“These things are very important for us, because in many countries, people think the kitchen is just a woman’s job, and the man’s job is to go outside, earn money, and he’s going to control the family. So our family shows an example to the world of how things change with the help of awareness.”
Ziauddin gave a TED Talk in March 2014 breaking down the negative implications of some traditional gender roles in Pakistan. He talks about how young girls have no say, no rights, and are forced to get married really young and are not generally given access to education. They are expected to take care of a family and the home, while the boys go off to school.
Here is his powerful video in full:
First Lady Michelle Obama mentioned Malala in an essay she wrote to girls in Seventeen Magazine recently, imploring them to “take their education seriously”.
“62 million girls around the world are not in school, and in some countries, fewer than ten percent of girls complete high school (as compared to 85 percent in the U.S.). Sometimes, families simply can’t afford to send their daughters to school. But often, the problem isn’t just about resources, it’s also about attitudes and beliefs,” she says.
“In some places, girls are viewed as less worthy of an education than boys, so when a family has limited funds, they’ll educate their sons instead of their daughters. In some parts of the world, girls are forced to get married young – sometimes before they even reach puberty – to men who might be three or four times their age, and instead of attending school, they wind up having children at a young age.
She continued to say that there are girls around who would give anything to have the education girls in the west have, so they shouldn’t take that lightly.
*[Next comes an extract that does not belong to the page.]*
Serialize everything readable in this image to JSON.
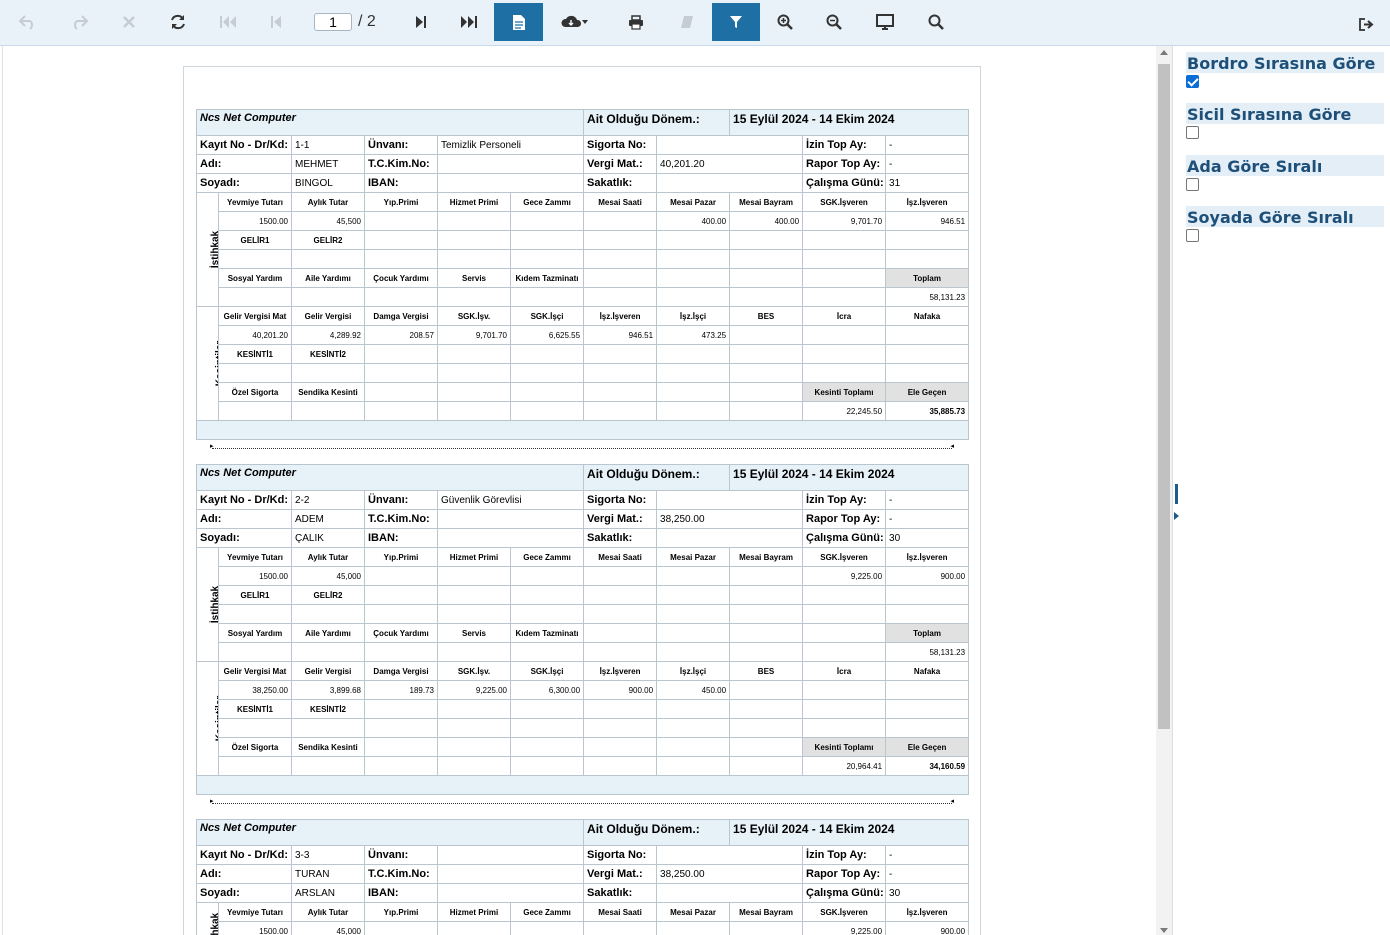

“In some countries, there are terrorist organizations who view educated girls as a serious threat and do everything in their power to keep girls from going to school.” No one knows this more than Malala, as well as the nearly-300 kidnapped girls in Nigeria by terrorist group Boko Haram, which Michelle Obama also mentions. What Malala is doing is giving the rest of the world a first-hand glimpse into how powerful education can be, and also showing how impactful girls can be even in their own families.
Here you can watch the full interview with Malala and NY Times correspondent Jodi Kantor. It is a full circle moment for the newsmedia publication, as it was a documentary they did on Malala in her home town of Swat, Pakistan in 2010 that initially brought worldwide attention to the young girl’s courageous crusade.
Malala’s story is inspiring, yes, but her mother now learning to read, write and speak English as an adult is also a brave act. She is defying typical standards in her own culture, and will hopefully in turn allow her peers to recognize the value of being educated.